    Having recently discovered the joy of obfuscated python thanks to the
    Code Golf challenges, here's the shortest non-recursive function I came
    up with (all integers, signed):

    f=lambda n:'-'[:n<0]+''.join(str(m&1)for m in iter(
    lambda x=[abs(n)]:(x[0],x.__setitem__(0,x[0]>>1))[0],0))[::-1]or'0'

    Any takers ? ;-)

    George
     
    George Sakkis, Sep 29, 2006
    #17
  18. MonkeeSage Guest

    Re: Can string formatting be used to convert an integer to its binary form ?

    So far as unobfuscated versions go, how about the simple:

    def to_bin(x):
    out = []
    while x > 0:
    out.insert(0, str(x % 2))
    x = x / 2
    return ''.join(out)

    Regards,
    Jordan
     
    MonkeeSage, Sep 29, 2006
    #18
  19. Steve Holden Guest

    MonkeeSage wrote:
    > So far as unobfuscated versions go, how about the simple:
    >
    > def to_bin(x):
    > out = []
    > while x > 0:
    > out.insert(0, str(x % 2))
    > x = x / 2
    > return ''.join(out)
    >
    > Regards,
    > Jordan
    >
    >>> to_bin(0)

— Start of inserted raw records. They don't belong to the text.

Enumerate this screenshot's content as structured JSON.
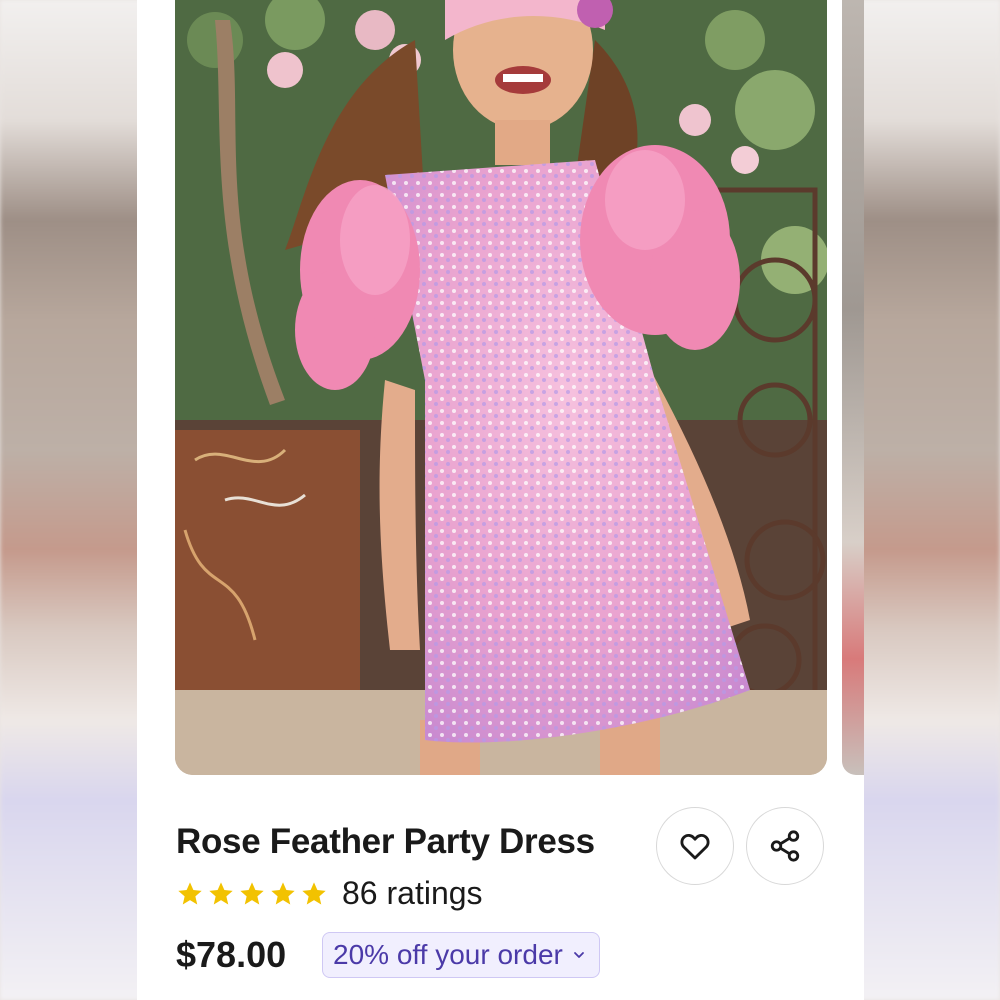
{
  "product": {
    "title": "Rose Feather Party Dress",
    "rating_count_text": "86 ratings",
    "rating_value": 5,
    "price": "$78.00",
    "promo_text": "20% off your order"
  },
  "icons": {
    "favorite": "heart-icon",
    "share": "share-icon",
    "promo_toggle": "chevron-down-icon",
    "star": "star-icon"
  },
  "colors": {
    "star": "#f2c200",
    "promo_text": "#4b3aa8",
    "promo_bg": "#f1effe",
    "dress": "#f3a6cf"
  }
}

    ''

    6/10: try harder :)

    regards
    Steve
    --
    Steve Holden +44 150 684 7255 +1 800 494 3119
    Holden Web LLC/Ltd http://www.holdenweb.com
    Skype: holdenweb http://holdenweb.blogspot.com
    Recent Ramblings http://del.icio.us/steve.holden
     
    Steve Holden, Sep 29, 2006
    #19
  20. Paul Rubin Guest

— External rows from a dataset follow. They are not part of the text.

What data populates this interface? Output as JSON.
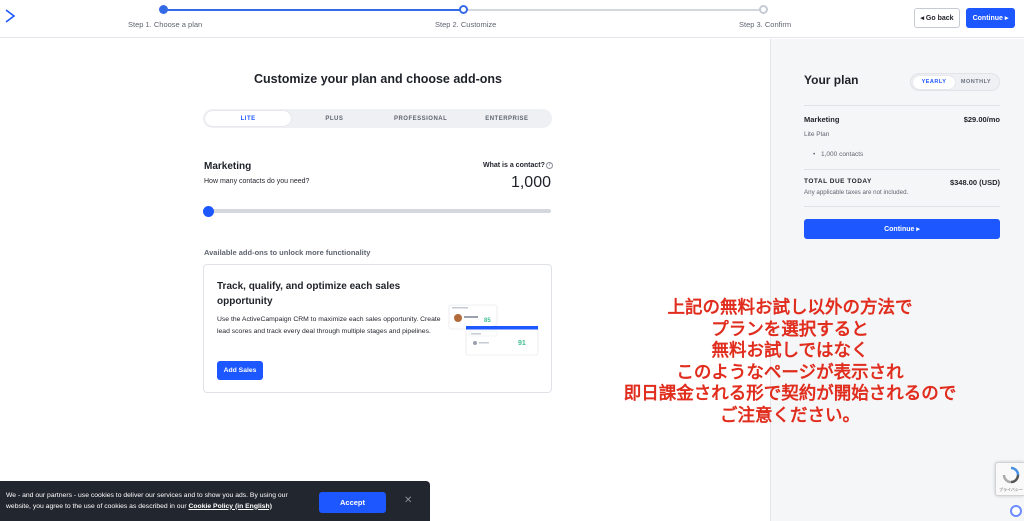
{
  "header": {
    "steps": [
      {
        "label": "Step 1. Choose a plan",
        "state": "done"
      },
      {
        "label": "Step 2. Customize",
        "state": "current"
      },
      {
        "label": "Step 3. Confirm",
        "state": "todo"
      }
    ],
    "back_label": "◂ Go back",
    "continue_label": "Continue ▸"
  },
  "main": {
    "title": "Customize your plan and choose add-ons",
    "tiers": [
      "LITE",
      "PLUS",
      "PROFESSIONAL",
      "ENTERPRISE"
    ],
    "active_tier": "LITE",
    "marketing_title": "Marketing",
    "marketing_subtitle": "How many contacts do you need?",
    "what_is_contact": "What is a contact?",
    "contact_count": "1,000",
    "slider_value_fraction": 0.0,
    "addons_heading": "Available add-ons to unlock more functionality",
    "addon": {
      "title": "Track, qualify, and optimize each sales opportunity",
      "description": "Use the ActiveCampaign CRM to maximize each sales opportunity. Create lead scores and track every deal through multiple stages and pipelines.",
      "button_label": "Add Sales",
      "illustration_scores": [
        "85",
        "91"
      ]
    }
  },
  "plan_panel": {
    "title": "Your plan",
    "billing_options": [
      "YEARLY",
      "MONTHLY"
    ],
    "active_billing": "YEARLY",
    "product": "Marketing",
    "price": "$29.00/mo",
    "plan_name": "Lite Plan",
    "contacts_line": "1,000 contacts",
    "total_label": "TOTAL DUE TODAY",
    "total_amount": "$348.00 (USD)",
    "tax_note": "Any applicable taxes are not included.",
    "continue_label": "Continue ▸"
  },
  "annotation": {
    "lines": [
      "上記の無料お試し以外の方法で",
      "プランを選択すると",
      "無料お試しではなく",
      "このようなページが表示され",
      "即日課金される形で契約が開始されるので",
      "ご注意ください。"
    ],
    "color": "#e02d1e"
  },
  "cookie_banner": {
    "text_before": "We - and our partners - use cookies to deliver our services and to show you ads. By using our website, you agree to the use of cookies as described in our ",
    "link_text": "Cookie Policy (in English)",
    "accept_label": "Accept",
    "close_symbol": "✕"
  },
  "recaptcha_text": "プライバシー",
  "colors": {
    "brand_blue": "#1d57ff",
    "progress_blue": "#356ae6",
    "panel_bg": "#f5f6f8",
    "cookie_bg": "#22262e"
  }
}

    Re: Can string formatting be used to convert an integer to its binary form ?

    "MonkeeSage" <> writes:
    > def to_bin(x):
    > out = []
    > while x > 0:
    > out.insert(0, str(x % 2))
    > x = x / 2
    > return ''.join(out)


    That returns the empty string for x=0. I'm not sure if that's a bug
    or a feature.

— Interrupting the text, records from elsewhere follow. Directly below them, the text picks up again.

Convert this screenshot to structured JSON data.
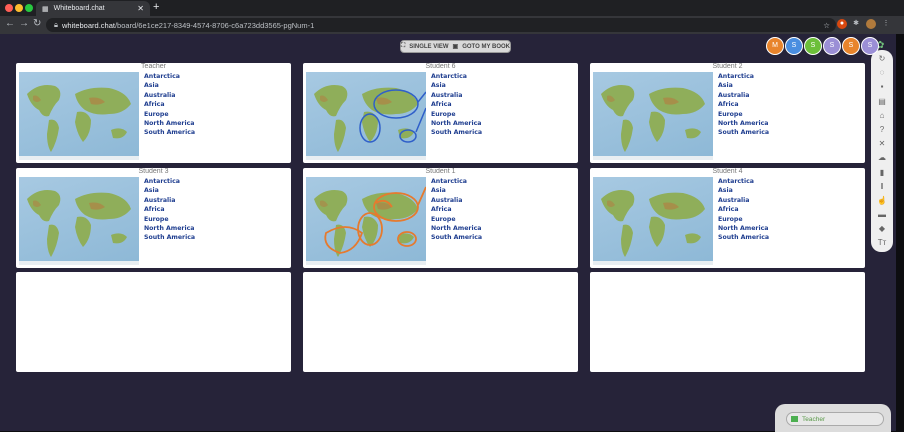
{
  "browser": {
    "tab_title": "Whiteboard.chat",
    "url_host": "whiteboard.chat",
    "url_path": "/board/6e1ce217-8349-4574-8706-c6a723dd3565-pgNum-1"
  },
  "header": {
    "single_view": "SINGLE VIEW",
    "goto_book": "GOTO MY BOOK"
  },
  "avatars": [
    {
      "initial": "M",
      "color": "#e8842c"
    },
    {
      "initial": "S",
      "color": "#4a8ee0"
    },
    {
      "initial": "S",
      "color": "#6cbf3a"
    },
    {
      "initial": "S",
      "color": "#9b8fd6"
    },
    {
      "initial": "S",
      "color": "#e8842c"
    },
    {
      "initial": "S",
      "color": "#9b8fd6"
    }
  ],
  "continents": [
    "Antarctica",
    "Asia",
    "Australia",
    "Africa",
    "Europe",
    "North America",
    "South America"
  ],
  "boards": [
    {
      "label": "Teacher",
      "annotation": "none"
    },
    {
      "label": "Student 6",
      "annotation": "blue"
    },
    {
      "label": "Student 2",
      "annotation": "none"
    },
    {
      "label": "Student 3",
      "annotation": "none"
    },
    {
      "label": "Student 1",
      "annotation": "orange"
    },
    {
      "label": "Student 4",
      "annotation": "none"
    },
    {
      "label": "",
      "annotation": "empty"
    },
    {
      "label": "",
      "annotation": "empty"
    },
    {
      "label": "",
      "annotation": "empty"
    }
  ],
  "toolbar_icons": [
    "redo-icon",
    "hide-icon",
    "save-icon",
    "gallery-icon",
    "home-icon",
    "help-icon",
    "close-icon",
    "upload-cloud-icon",
    "delete-icon",
    "pause-icon",
    "pointer-icon",
    "shapes-icon",
    "eraser-icon",
    "text-icon"
  ],
  "footer": {
    "teacher_button": "Teacher"
  }
}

    It also returns the empty string for x < 0, probably a bug.

    It will break in Python 3, where 1 / 2 == 0.5.

    Here's yet another version:

    def to_bin(n):
    if n < 0: return '-' + to_bin(-n)
    if n==0: return '0'
    return ''.join(
    ("0000", "0001", "0010", "0011",
    "0100", "0101", "0110", "0111",
    "1000", "1001", "1010", "1011",
    "1100", "1101", "1110", "1111",)[int(d,16)] \
    for d in '%x'%n).lstrip('0')
     
    Paul Rubin, Sep 29, 2006
    #20
    1. Advertising

Want to reply to this thread or ask your own question?

It takes just 2 minutes to sign up (and it's free!). Just click the sign up button to choose a username and then you can ask your own questions on the forum.
Similar Threads
  1. Polaris431
    Replies:
    8
    Views:
    780
    SM Ryan
    Dec 4, 2006
  2. Casey Hawthorne
    Replies:
    1
    Views:
    744
    Arne Vajhøj
    Mar 18, 2009
  3. thunk
    Replies:
    1
    Views:
    347
    thunk
    Mar 30, 2010
  4. thunk
    Replies:
    0
    Views:
    522
    thunk
    Apr 1, 2010
  5. thunk
    Replies:
    14
    Views:
    655
    thunk
    Apr 3, 2010
Loading...

Share This Page